Our company grew and expanded. In due time talented individuals emerged from our team, who had enough skill to take responsibility for entire business departments. The credit for the company as it is now should be given not only to me or Rodion, but also to Maria Bondarenko and Eugene Boiko. Maria came to GP Solutions 15 years ago as a business analyst, and Eugene – 13 years ago as a software engineer. Their hard work, dedication and active involvement in company development made them our business partners. They currently lead our key business branches: Maria is our Head of Product, and Eugene is the Head of our custom development department. As of now, our staff has reached around 350 people.Our clients know us as a German software vendor. We have our headquarters in Munich with a relatively small staff, which also includes me and Rodion. We have also opened several branch offices across Poland and are also present in Ukraine. Once created, the new offices started steadily growing in size, with new employees coming in. We’ve always pursued quality in the first place, not quantity. We strive to maintain decent and respectful relationships with all our employees and partners.
Employee development within the company takes time, effort and energy. Of course, we have junior-level developers, but not as many as in larger IT-companies. We run courses from time to time and take in interns. We are in close collaboration with IT-schools.
Diversification and how it saves you in times of crisis
All the clever textbooks and manuals teach us that specialization “rules”. This statement is true until, for instance, your entire target industry or the economy of your whole target region comes crashing down. Then it gets very hard and complicated, and no one is safe from this to happen. Diversification can keep your company risks to a minimum in such cases.

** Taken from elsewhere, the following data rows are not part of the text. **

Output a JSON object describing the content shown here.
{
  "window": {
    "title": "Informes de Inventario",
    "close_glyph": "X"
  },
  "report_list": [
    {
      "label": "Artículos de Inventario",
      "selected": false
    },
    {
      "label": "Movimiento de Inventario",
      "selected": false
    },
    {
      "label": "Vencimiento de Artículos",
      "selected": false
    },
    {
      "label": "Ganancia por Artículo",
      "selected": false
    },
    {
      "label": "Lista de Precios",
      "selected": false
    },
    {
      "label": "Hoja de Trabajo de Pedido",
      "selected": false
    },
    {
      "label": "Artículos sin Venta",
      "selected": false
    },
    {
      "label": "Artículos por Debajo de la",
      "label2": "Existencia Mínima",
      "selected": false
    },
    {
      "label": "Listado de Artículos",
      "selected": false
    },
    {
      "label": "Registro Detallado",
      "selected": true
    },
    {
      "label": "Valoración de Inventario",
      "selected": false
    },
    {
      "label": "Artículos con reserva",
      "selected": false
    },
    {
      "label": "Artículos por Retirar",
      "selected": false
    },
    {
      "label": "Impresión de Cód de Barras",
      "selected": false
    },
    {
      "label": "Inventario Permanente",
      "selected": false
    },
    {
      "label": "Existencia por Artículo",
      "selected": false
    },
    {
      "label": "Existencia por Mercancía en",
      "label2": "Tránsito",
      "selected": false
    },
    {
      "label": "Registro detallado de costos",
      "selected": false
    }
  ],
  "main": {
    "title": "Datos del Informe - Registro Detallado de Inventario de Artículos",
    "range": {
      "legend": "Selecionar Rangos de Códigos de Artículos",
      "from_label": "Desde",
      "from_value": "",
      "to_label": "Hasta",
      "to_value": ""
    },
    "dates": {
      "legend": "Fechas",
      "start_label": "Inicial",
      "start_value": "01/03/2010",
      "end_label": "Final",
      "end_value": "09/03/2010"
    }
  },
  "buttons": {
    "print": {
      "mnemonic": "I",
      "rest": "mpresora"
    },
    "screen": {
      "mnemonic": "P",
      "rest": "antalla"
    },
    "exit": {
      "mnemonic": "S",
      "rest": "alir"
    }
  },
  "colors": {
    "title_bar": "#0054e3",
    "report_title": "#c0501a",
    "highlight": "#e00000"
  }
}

Case # 1: diversification by region. From 2011 to 2014 we were heavily bound to the CIS market concerning our product. The economy of this region expanded rapidly. Our platform was in great demand amongst the local tour operators, most of the competitors were no match for us technologically. One could say we really felt “at home” at the offices of many large and renowned travel companies.
We were on the brink of shifting our entire activities to this region. But as soon as we started thinking about it, the crisis ruined everything. The oil prices plummeted, the demand for traditional pre-packaged tours decreased several times over and the local tour operators went bankrupt one after another. We had no choice but to leave this market and move the focus of our sales & marketing department to the western countries, constantly trying new pricing and promotion models and approaches. Now we are proud to say that our platform works for customers in over 35 countries worldwide.
Case # 2: diversification by business areas. Although the main share of our development projects were in the travel domain, we from time to time acquired projects in other industries — banking, finance, e-government, social networks and others. We didn’t invest anything in promotion there. Most of the projects we got were by reference. If we found an interesting request, we took it. As time went on, we accumulated a number of projects of this kind. This led us to separate our 3rd branch of business – general outsourcing.
In times of COVID-19 people almost stopped traveling. The entire travel industry collapsed worldwide. The fact that we didn’t shrink in size several times over is largely thanks to our general outsourcing activity. I’d say that our specialization played a cruel trick on us, whereas diversification happened to be our saving straw.
At the same time we see huge delayed demand for travel services. We reasonably expect a surge of interest in our travel software development services as soon as all travel restrictions get canceled.